Confirming your password ...

Password confirmation

It's worth noting that if you have to enter your password again later when purchasing an app, there's another reminder (hidden behind a sort of "more info" question mark) about securing your Google Play account in the Store app.

Changing the password confirmation window

And, finally, there's the option to change this whole password confirmation thing. You only have three options: A 30-minute grace period, no grace period (meaning you have to enter your password for every purchase), or you can just turn off the password requirement altogether, which we don't recommend.

You can get to this option from any of the reminder links, or by going into the Google Play Store app settings by sliding the drawer menu out from the left.

For even more information ...

If you still have questions about all this, we recommend Google's "Why am I being asked for my password on Google Play?" support page.

Visit our Google Play mini-site for everything there is to know about Google Play
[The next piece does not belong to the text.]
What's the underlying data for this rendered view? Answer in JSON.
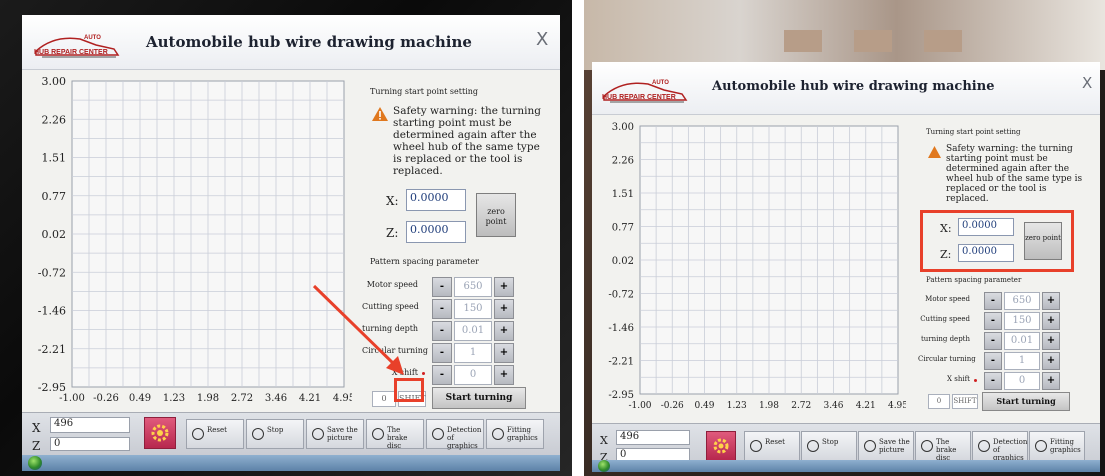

Phil Nickinson
  • Thanks for this good tip
  • Instead of worrying about your kids buying games using your smartphone, just buy a $15 gift card and add it to your account. Believe me you will sleep better.
  • Yeah. That's how I'm gonna set my kids up when they get their own devices, I think.
  • Yeah that is what we did until he got a job with my youngest. 20$ every 6 months Posted via Android Central App
  • Sign them up for Google survey's for free Play credits too. I've made about $40 in 9 months of surveys.
  • +1000 Posted via my Droid RAZR Maxx HD using the Android Central App
  • Set password restrictions or better yet just don't have kids... :P
  • When my almost 6 year old asks for my phone, I say no. That is a very easy way to avoid charges.
  • But what happens when they turn 7? Posted from the Avengers: Age of Droid Ultra
  • Or 8 Posted via Android Central App
  • or 6 Posted via Android Central App on my HP TouchPad (Schizoid PAC-ROM 4.2.2)
  • Google ought to add back the option to use a PIN instead of a password. I shouldn't have to enter my complicated password to make purchases on a trusted device. The goal is to prevent casual misuse from someone to whom you've granted physical access to the device. Requiring a password encourages users to dumb down their passwords (making it easier to attack) or to turn off purchase validation entirely (which leads to the problem with kids or anyone else who has temporary access to the device). I'm surprised the article doesn't mention adding a separate (restricted) user account, which can be used to restrict access to the Google Play Store or to other specified applications. (But I still want a PIN system too, however.)
  • Just don't hand your kids an electronic device to keep them occupied. You are the parent, the tablet/phone is not. You are responsible for what the kids do. Hand them a Nabi, that's what they're made for. Besides, this is why kids grow up to be hooked to screens 24/7 and then those same parents will complain. Boom! From My S5
  • Wow, one of the smartest comments I've read here or anywhere else for that matter! I have a son who's, almost 5 and a half and a daughters who is too almost 3 and a half, unfortunately they both are hooked on their Nabi Dreamtabs, but in my husbands and my defense, the only apps their tablet has, is the ABC Mouse app and the apps that came along with the tablet when we bought them. My son is very smart when it comes to his tablet or anything else, he knows how to get on Google Play and download apps by himself. You're 100 percent right when you say we are the parents and not the tablet and we need to make the restrictions for them, it's not like their going to give the tablet up on their own, that'll never happen. The Google Play Store should have a area when registering that can be checked that can totally block children, especially small ones.
  • Unfortunately, this won't help those of us who use the BlueStacks android emulator on our kids' Windows touch PCs, since it uses Honeycomb / old play store with no password lock.
  • The latest versions of BlueStacks are using ICS. What is the minimum Android version needed for this?
  • Or you can use last pass for your galaxy s5 and just use your finger print to make purchases. Posted via Android Central App
  • Passwords are essential to digital media as oxygen is essential to life. Fait Accompli
  • bring back the PIN!